Exercise brief » The entries that follow need to be reproduced exactly, minus any images.

[Opening Provided entries section]

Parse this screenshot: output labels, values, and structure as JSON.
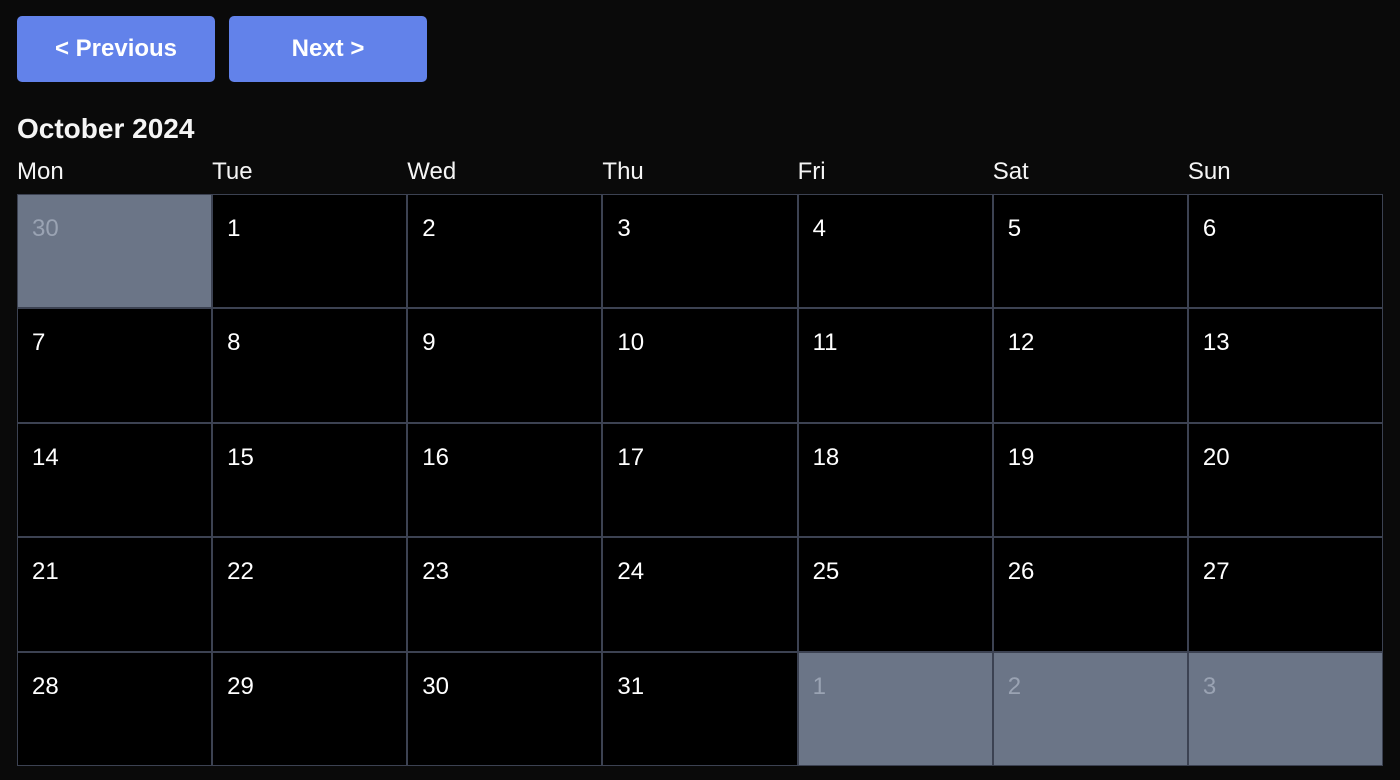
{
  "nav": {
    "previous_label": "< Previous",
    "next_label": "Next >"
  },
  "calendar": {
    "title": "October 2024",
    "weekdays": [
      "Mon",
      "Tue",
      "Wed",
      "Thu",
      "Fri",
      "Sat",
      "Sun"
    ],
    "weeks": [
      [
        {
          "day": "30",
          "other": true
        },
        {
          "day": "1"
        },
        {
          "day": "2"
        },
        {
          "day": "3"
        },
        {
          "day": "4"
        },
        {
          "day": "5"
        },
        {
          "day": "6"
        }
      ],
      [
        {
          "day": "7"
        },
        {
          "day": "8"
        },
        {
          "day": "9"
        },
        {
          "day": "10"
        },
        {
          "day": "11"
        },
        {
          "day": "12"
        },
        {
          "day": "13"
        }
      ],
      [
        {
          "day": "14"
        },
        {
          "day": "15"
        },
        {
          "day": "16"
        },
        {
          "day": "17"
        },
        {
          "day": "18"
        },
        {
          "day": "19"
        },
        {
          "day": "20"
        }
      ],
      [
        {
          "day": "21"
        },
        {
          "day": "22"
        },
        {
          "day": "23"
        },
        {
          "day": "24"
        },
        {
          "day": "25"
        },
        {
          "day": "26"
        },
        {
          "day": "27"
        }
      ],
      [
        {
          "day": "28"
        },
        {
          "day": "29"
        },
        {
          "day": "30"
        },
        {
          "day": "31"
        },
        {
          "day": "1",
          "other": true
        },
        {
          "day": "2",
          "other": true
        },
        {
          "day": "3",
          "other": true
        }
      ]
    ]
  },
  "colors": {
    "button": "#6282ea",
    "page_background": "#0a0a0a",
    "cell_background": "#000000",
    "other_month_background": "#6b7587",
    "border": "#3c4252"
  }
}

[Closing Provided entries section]

Output for this exercise »
Parse this screenshot: output labels, values, and structure as JSON.
{
  "nav": {
    "previous_label": "< Previous",
    "next_label": "Next >"
  },
  "calendar": {
    "title": "October 2024",
    "weekdays": [
      "Mon",
      "Tue",
      "Wed",
      "Thu",
      "Fri",
      "Sat",
      "Sun"
    ],
    "weeks": [
      [
        {
          "day": "30",
          "other": true
        },
        {
          "day": "1"
        },
        {
          "day": "2"
        },
        {
          "day": "3"
        },
        {
          "day": "4"
        },
        {
          "day": "5"
        },
        {
          "day": "6"
        }
      ],
      [
        {
          "day": "7"
        },
        {
          "day": "8"
        },
        {
          "day": "9"
        },
        {
          "day": "10"
        },
        {
          "day": "11"
        },
        {
          "day": "12"
        },
        {
          "day": "13"
        }
      ],
      [
        {
          "day": "14"
        },
        {
          "day": "15"
        },
        {
          "day": "16"
        },
        {
          "day": "17"
        },
        {
          "day": "18"
        },
        {
          "day": "19"
        },
        {
          "day": "20"
        }
      ],
      [
        {
          "day": "21"
        },
        {
          "day": "22"
        },
        {
          "day": "23"
        },
        {
          "day": "24"
        },
        {
          "day": "25"
        },
        {
          "day": "26"
        },
        {
          "day": "27"
        }
      ],
      [
        {
          "day": "28"
        },
        {
          "day": "29"
        },
        {
          "day": "30"
        },
        {
          "day": "31"
        },
        {
          "day": "1",
          "other": true
        },
        {
          "day": "2",
          "other": true
        },
        {
          "day": "3",
          "other": true
        }
      ]
    ]
  },
  "colors": {
    "button": "#6282ea",
    "page_background": "#0a0a0a",
    "cell_background": "#000000",
    "other_month_background": "#6b7587",
    "border": "#3c4252"
  }
}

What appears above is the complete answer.